Imagine you meet someone for the first time. After initial introductions, they proceed to talk at you for half an hour. Is that a conversation? Are they communicating effectively? No.

Communications isn’t just about speaking. Communications is about asking questions, sharing ideas, listening to what others think, changing perceptions, driving action.

Make sure that there are sufficient feedback mechanisms in place during your project. While a business isn’t quite a democracy, it shouldn’t be a dictatorship either. This change is having an impact on people’s lives. You need to let them participate in the process.

Give employees the chance to share concerns, provide feedback, and ask questions. Following up and providing feedback should be a top priority. However, only give answers if you know what they are. If the response can’t be given, or isn’t known, then say so. Don’t lie, obfuscate, or make excuses.

Employees will be far more likely to buy-in to the process of change if they feel that they are part of it, not just spectators.


Your vision is a picture of what success looks like. This is the guide for your employees. It’ll help them understand where the company is going (and what their role is). Your vision should act as something to unite your teams.

Change takes time. When faced with a giant project, it can be easy to feel disheartened. Break down the project into smaller goals and milestones. This’ll help show progress and make the task ahead look a little less daunting. Celebrate when you achieve your short-term goals.

Taking the time to celebrate is important. Not only does it acknowledge hard work but show progress is being made which will boost morale and keep up the momentum.


The only way to assess if your communications have been effective is through your audience. They are the ones who’ll decide whether it’s compelling, whether it makes sense, whether they act on it.

Build in evaluation measures across your communications plan and consistently track them. Are you achieving what you set out to? Are your messages working? Do people understand them? Do people care? Are there questions you’re not answering?

As you answer these questions, you can correct and refine your communications to ensure they really deliver to your objectives.

Do your leaders need help in enabling change in your organisation? Let’s talk about how we can work together to take the company to the next level.

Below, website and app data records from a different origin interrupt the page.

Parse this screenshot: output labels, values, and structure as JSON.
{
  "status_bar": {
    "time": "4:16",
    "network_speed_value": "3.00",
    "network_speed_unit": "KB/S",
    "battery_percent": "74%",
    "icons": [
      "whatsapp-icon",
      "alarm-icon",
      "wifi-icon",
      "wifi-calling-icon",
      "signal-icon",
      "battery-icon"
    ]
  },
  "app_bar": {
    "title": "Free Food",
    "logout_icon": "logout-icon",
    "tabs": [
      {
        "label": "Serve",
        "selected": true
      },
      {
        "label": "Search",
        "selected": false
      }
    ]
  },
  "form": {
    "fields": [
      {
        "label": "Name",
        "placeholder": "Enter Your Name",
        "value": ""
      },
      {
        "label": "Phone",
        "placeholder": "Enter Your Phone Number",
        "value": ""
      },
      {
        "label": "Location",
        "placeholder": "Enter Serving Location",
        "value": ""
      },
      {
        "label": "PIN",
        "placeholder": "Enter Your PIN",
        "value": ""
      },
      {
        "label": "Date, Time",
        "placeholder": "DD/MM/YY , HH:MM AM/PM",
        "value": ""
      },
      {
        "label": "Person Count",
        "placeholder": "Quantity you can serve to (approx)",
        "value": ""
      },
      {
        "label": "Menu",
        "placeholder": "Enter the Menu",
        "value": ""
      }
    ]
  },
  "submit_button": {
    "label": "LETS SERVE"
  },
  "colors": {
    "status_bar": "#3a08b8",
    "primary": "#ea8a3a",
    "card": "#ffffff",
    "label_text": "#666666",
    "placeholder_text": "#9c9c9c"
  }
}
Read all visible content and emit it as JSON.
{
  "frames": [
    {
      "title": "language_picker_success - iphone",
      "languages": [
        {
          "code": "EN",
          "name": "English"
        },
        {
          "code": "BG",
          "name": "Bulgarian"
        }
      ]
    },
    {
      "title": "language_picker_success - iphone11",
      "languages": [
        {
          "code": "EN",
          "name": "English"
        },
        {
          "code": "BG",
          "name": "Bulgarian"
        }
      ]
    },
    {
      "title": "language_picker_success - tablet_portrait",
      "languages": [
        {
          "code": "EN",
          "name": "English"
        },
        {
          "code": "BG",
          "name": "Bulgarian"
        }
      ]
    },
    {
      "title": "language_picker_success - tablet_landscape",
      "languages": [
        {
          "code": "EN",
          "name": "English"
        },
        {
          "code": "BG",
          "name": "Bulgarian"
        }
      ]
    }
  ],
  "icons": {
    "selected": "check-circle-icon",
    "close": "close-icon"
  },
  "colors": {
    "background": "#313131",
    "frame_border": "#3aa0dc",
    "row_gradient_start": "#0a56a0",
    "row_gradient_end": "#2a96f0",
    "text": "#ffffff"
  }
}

Beaumont is a communications agency based in Lausanne, Switzerland. We work with clients all around the world to change the way they talk about themselves – helping them create engaging stories that motivate action.